(Collected data)
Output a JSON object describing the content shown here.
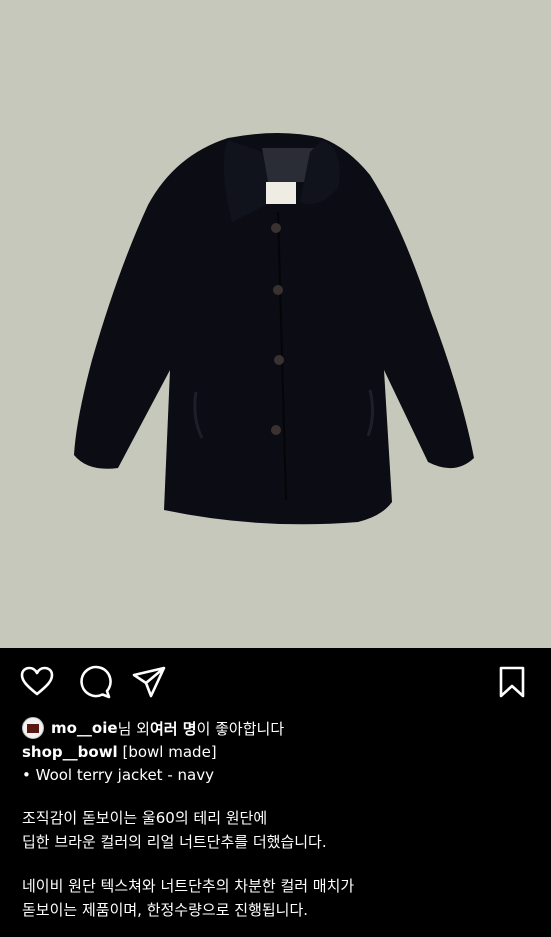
{
  "post": {
    "image_alt": "Navy wool terry jacket",
    "likes": {
      "user": "mo__oie",
      "suffix1": "님 외 ",
      "others": "여러 명",
      "suffix2": "이 좋아합니다"
    },
    "caption": {
      "username": "shop__bowl",
      "title": "[bowl made]",
      "item_line": "• Wool terry jacket - navy",
      "para1_line1": "조직감이 돋보이는 울60의 테리 원단에",
      "para1_line2": "딥한 브라운 컬러의 리얼 너트단추를 더했습니다.",
      "para2_line1": "네이비 원단 텍스쳐와 너트단추의 차분한 컬러 매치가",
      "para2_line2": "돋보이는 제품이며, 한정수량으로 진행됩니다."
    }
  },
  "icons": [
    "heart-icon",
    "comment-icon",
    "send-icon",
    "bookmark-icon"
  ],
  "colors": {
    "photo_bg": "#c6c8bb",
    "jacket": "#0b0c14",
    "feed_bg": "#000000"
  }
}
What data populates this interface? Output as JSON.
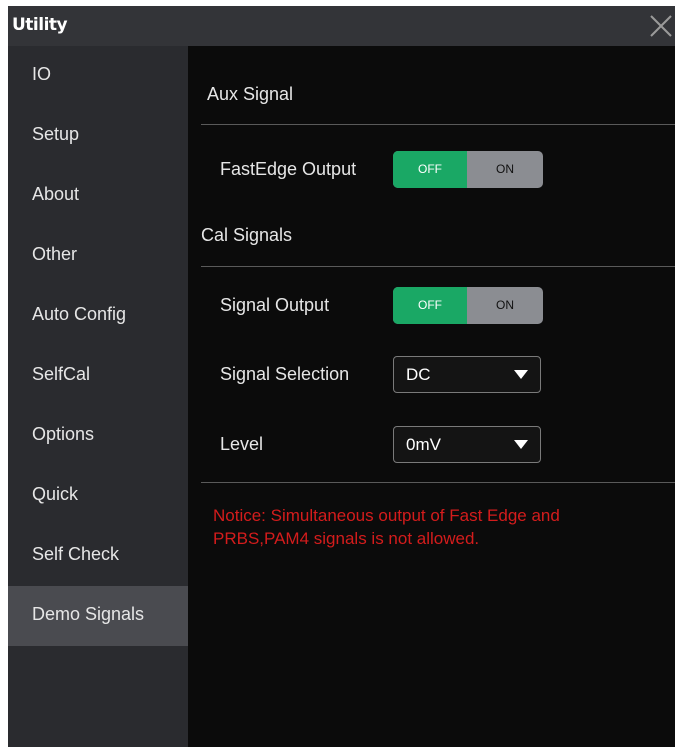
{
  "window": {
    "title": "Utility"
  },
  "sidebar": {
    "items": [
      {
        "label": "IO"
      },
      {
        "label": "Setup"
      },
      {
        "label": "About"
      },
      {
        "label": "Other"
      },
      {
        "label": "Auto Config"
      },
      {
        "label": "SelfCal"
      },
      {
        "label": "Options"
      },
      {
        "label": "Quick"
      },
      {
        "label": "Self Check"
      },
      {
        "label": "Demo Signals"
      }
    ],
    "active": "Demo Signals"
  },
  "aux_signal": {
    "title": "Aux Signal",
    "fastedge": {
      "label": "FastEdge Output",
      "off_label": "OFF",
      "on_label": "ON",
      "state": "OFF"
    }
  },
  "cal_signals": {
    "title": "Cal Signals",
    "signal_output": {
      "label": "Signal Output",
      "off_label": "OFF",
      "on_label": "ON",
      "state": "OFF"
    },
    "signal_selection": {
      "label": "Signal Selection",
      "value": "DC"
    },
    "level": {
      "label": "Level",
      "value": "0mV"
    }
  },
  "notice": "Notice: Simultaneous output of Fast Edge and PRBS,PAM4 signals is not allowed.",
  "colors": {
    "toggle_active": "#1aa865",
    "notice": "#d41c1c",
    "sidebar_active": "#4a4b50"
  }
}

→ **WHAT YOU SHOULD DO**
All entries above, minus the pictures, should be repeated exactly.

→ **ANSWER TO THE EXERCISE**
Output a JSON object describing the content shown here.
{
  "post": {
    "image_alt": "Navy wool terry jacket",
    "likes": {
      "user": "mo__oie",
      "suffix1": "님 외 ",
      "others": "여러 명",
      "suffix2": "이 좋아합니다"
    },
    "caption": {
      "username": "shop__bowl",
      "title": "[bowl made]",
      "item_line": "• Wool terry jacket - navy",
      "para1_line1": "조직감이 돋보이는 울60의 테리 원단에",
      "para1_line2": "딥한 브라운 컬러의 리얼 너트단추를 더했습니다.",
      "para2_line1": "네이비 원단 텍스쳐와 너트단추의 차분한 컬러 매치가",
      "para2_line2": "돋보이는 제품이며, 한정수량으로 진행됩니다."
    }
  },
  "icons": [
    "heart-icon",
    "comment-icon",
    "send-icon",
    "bookmark-icon"
  ],
  "colors": {
    "photo_bg": "#c6c8bb",
    "jacket": "#0b0c14",
    "feed_bg": "#000000"
  }
}
What data populates this interface? Output as JSON.
{
  "window": {
    "title": "Utility"
  },
  "sidebar": {
    "items": [
      {
        "label": "IO"
      },
      {
        "label": "Setup"
      },
      {
        "label": "About"
      },
      {
        "label": "Other"
      },
      {
        "label": "Auto Config"
      },
      {
        "label": "SelfCal"
      },
      {
        "label": "Options"
      },
      {
        "label": "Quick"
      },
      {
        "label": "Self Check"
      },
      {
        "label": "Demo Signals"
      }
    ],
    "active": "Demo Signals"
  },
  "aux_signal": {
    "title": "Aux Signal",
    "fastedge": {
      "label": "FastEdge Output",
      "off_label": "OFF",
      "on_label": "ON",
      "state": "OFF"
    }
  },
  "cal_signals": {
    "title": "Cal Signals",
    "signal_output": {
      "label": "Signal Output",
      "off_label": "OFF",
      "on_label": "ON",
      "state": "OFF"
    },
    "signal_selection": {
      "label": "Signal Selection",
      "value": "DC"
    },
    "level": {
      "label": "Level",
      "value": "0mV"
    }
  },
  "notice": "Notice: Simultaneous output of Fast Edge and PRBS,PAM4 signals is not allowed.",
  "colors": {
    "toggle_active": "#1aa865",
    "notice": "#d41c1c",
    "sidebar_active": "#4a4b50"
  }
}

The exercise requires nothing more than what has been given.